The accounts receivable are valued at the net amount expected from the insurance carriers and Medicare. The departing partner is entitled to their share— often referred to as deferred compensation. This is done for tax reasons so that the entity can deduct the payments.

The real estate in a separate entity is generally appraised, and the book value of the entity is adjusted to reflect the appraisal. Both parties obtain an appraisal, and if the two appraisers significantly disagree on the value, then a third appraiser is appointed. Usually the third appraisal is binding for both parties.

How Assets Are Paid Out

The deferred compensation is paid by the entity, normally over a period of years. This is generally beneficial to both parties. The entity uses the income formerly paid to the partner to fund the payments and also to pay the salary of the replacement. Spreading the payments can act as an additional pension; they can bridge the income gap until Social Security age is attained; or they can allow for smaller withdrawals from retirement plans so that the funds continue to grow tax-deferred for the future.

The payments for the value of the practice and the real estate can be paid in either of two ways: The entities can make the payments and redeem the ownership interest, thereby increasing the ownership interest of the remaining partners, or, if a new partner is being admitted, they can make the payments and simply take over the ownership interest.

The length of the payment varies.
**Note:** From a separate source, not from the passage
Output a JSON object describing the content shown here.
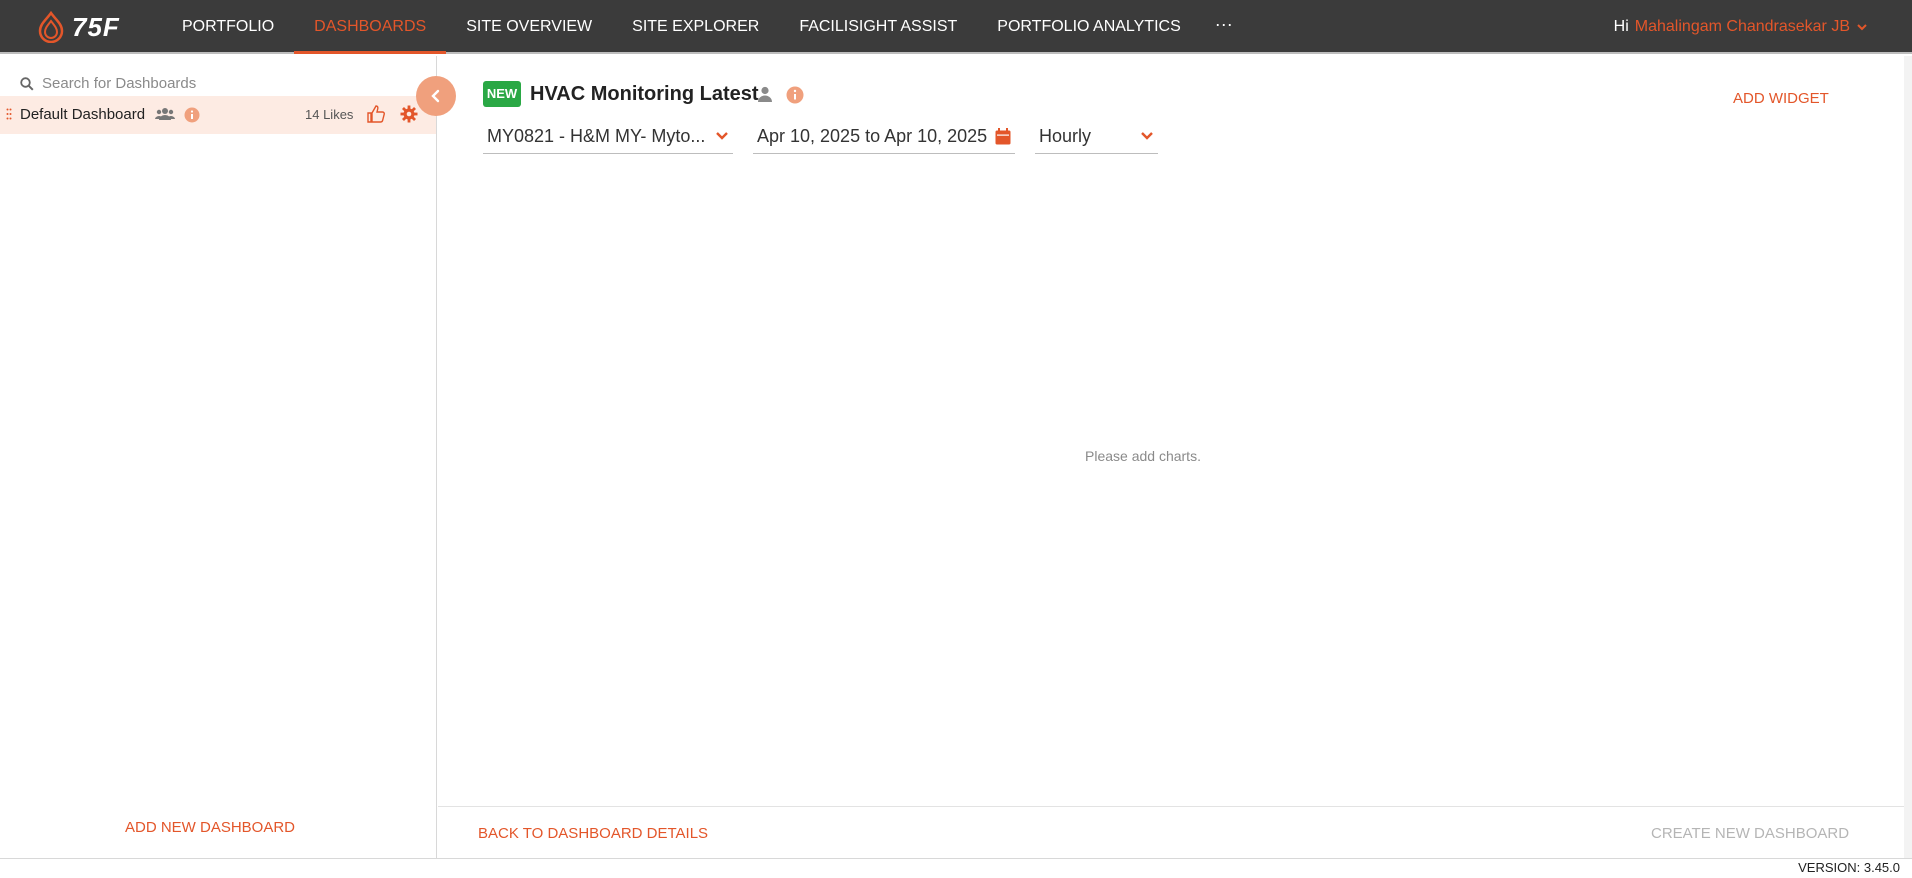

The practice might be paid for over 3 to 5 years, the real estate over 7 to 10 years. Interest is generally paid on these two items but not on deferred compensation. The deferred compensation is often paid over 3 to 5 years, but the owners should consider a 10-year period, especially for larger amounts.

There are also some potential tax advantages if properly structured. If the departing partner moves to another state, the 10-year payout can prevent the original resident state from trying to tax the payments. If the entity is a partnership and some modifications are made to the payment terms, it is possible to avoid Social Security taxes on the deferred compensation. As with most agreements of this nature, the use of competent professionals is important.

William Nagle, CPA, is a partner in the Edison, NJ, office of New York City–based Weiser LLP. He has more than 30 years of experience in the tax field, including research, planning, and compliance, primarily for medical professionals, high-net-worth individuals, and closely held businesses. He has also been involved in negotiating and structuring the purchase or sale of many businesses. He welcomes questions or comments at wnagle@weiserllp.com.